In times of financial difficulty health authorities may be tempted to cut spending on family planning clinics if they regard them as a duplication of the service provided by general practitioners. This study suggests that although many teenagers do attend a general practitioner for contraceptive advice, family planning clinics are an essential component of an effective contraceptive service for teenagers. Other districts could easily use the methods described here to evaluate their contraceptive services. If districts with relatively little provision of clinics for this age group chose to invest in contraceptive services they could probably prevent a large proportion of unwanted pregnancies in teenagers, particularly in girls aged under 16.

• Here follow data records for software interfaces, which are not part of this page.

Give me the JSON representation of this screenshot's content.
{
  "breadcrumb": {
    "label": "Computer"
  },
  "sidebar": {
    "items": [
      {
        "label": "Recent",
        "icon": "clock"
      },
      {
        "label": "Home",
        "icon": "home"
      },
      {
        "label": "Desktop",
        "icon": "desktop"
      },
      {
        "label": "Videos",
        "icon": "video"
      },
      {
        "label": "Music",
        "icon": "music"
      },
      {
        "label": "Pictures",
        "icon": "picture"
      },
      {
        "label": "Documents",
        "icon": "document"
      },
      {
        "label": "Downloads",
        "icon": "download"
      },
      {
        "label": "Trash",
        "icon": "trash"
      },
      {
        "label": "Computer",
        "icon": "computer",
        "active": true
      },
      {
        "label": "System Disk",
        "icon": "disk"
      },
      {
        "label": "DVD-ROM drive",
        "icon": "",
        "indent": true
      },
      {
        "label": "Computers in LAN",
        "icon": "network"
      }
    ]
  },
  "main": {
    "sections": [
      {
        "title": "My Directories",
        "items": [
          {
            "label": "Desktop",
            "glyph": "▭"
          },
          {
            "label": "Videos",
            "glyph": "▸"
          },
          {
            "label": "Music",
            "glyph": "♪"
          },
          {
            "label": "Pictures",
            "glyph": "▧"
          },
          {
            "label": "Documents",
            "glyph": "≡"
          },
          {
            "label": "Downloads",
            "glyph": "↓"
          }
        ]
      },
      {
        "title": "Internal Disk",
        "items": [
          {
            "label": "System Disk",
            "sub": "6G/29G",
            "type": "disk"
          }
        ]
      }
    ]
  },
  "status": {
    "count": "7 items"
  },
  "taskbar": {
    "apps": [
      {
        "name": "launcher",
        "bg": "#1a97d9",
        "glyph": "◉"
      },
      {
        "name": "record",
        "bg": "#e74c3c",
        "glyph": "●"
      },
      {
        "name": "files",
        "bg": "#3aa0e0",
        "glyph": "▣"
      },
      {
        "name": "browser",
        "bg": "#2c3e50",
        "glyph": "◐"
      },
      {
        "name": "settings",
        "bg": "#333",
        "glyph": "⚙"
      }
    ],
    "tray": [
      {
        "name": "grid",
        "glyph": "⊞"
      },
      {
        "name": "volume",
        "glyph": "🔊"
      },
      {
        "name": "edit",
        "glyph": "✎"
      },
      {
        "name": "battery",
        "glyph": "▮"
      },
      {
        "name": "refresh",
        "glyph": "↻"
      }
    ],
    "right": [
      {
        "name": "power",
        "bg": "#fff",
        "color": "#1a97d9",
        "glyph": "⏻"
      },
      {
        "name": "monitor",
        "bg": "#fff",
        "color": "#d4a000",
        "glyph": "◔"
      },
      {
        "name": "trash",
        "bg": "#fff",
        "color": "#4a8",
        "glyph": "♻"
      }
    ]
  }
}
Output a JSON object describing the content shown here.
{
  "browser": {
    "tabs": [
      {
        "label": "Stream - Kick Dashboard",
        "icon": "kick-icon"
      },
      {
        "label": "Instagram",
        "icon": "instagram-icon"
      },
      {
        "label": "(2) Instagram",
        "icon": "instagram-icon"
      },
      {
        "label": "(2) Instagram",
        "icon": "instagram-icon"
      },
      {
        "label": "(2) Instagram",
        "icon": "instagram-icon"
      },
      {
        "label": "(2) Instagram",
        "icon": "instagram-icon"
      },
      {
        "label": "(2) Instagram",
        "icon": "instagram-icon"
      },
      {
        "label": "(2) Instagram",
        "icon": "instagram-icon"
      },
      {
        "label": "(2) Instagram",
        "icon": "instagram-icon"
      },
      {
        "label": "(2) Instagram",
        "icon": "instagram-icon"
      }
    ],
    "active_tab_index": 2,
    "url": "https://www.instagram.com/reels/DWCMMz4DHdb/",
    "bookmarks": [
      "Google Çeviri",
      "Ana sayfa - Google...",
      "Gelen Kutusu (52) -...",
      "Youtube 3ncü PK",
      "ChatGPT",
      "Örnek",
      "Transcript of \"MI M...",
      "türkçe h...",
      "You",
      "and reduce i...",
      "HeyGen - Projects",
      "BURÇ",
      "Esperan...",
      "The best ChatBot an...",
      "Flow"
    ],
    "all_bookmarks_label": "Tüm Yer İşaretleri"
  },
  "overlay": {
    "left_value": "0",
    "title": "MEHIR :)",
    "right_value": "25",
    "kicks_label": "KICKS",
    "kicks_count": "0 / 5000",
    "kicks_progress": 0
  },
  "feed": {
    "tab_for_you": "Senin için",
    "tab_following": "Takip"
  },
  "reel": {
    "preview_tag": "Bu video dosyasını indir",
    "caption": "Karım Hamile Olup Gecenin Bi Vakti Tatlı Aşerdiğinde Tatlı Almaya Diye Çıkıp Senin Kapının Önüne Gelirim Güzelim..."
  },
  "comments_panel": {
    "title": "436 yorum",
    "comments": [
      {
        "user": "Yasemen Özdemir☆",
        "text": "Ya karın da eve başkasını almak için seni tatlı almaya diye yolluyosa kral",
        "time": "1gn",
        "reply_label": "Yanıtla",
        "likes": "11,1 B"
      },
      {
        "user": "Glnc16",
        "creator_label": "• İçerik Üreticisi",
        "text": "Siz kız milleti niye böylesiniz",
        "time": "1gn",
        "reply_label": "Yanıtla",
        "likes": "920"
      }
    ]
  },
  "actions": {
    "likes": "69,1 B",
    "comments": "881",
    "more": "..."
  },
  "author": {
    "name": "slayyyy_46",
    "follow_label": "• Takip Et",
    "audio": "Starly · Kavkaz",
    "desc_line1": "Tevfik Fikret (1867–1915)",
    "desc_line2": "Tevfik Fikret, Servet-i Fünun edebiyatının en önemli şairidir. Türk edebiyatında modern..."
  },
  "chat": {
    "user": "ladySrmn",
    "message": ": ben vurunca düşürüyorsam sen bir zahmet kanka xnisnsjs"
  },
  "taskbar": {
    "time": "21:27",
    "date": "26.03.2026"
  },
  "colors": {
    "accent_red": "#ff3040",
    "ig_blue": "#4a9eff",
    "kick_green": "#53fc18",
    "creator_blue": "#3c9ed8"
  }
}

I thank the information managers at Berkshire, Bucking-hamshire, Northamptonshire, and Oxfordshire Family Health Services Authorities for providing data about general practitioners' claims for contraceptive services, the department of general practice at St Mary's Hospital Medical School for providing the underprivileged area scores, and public health colleagues at Northampton for comments on earlier drafts.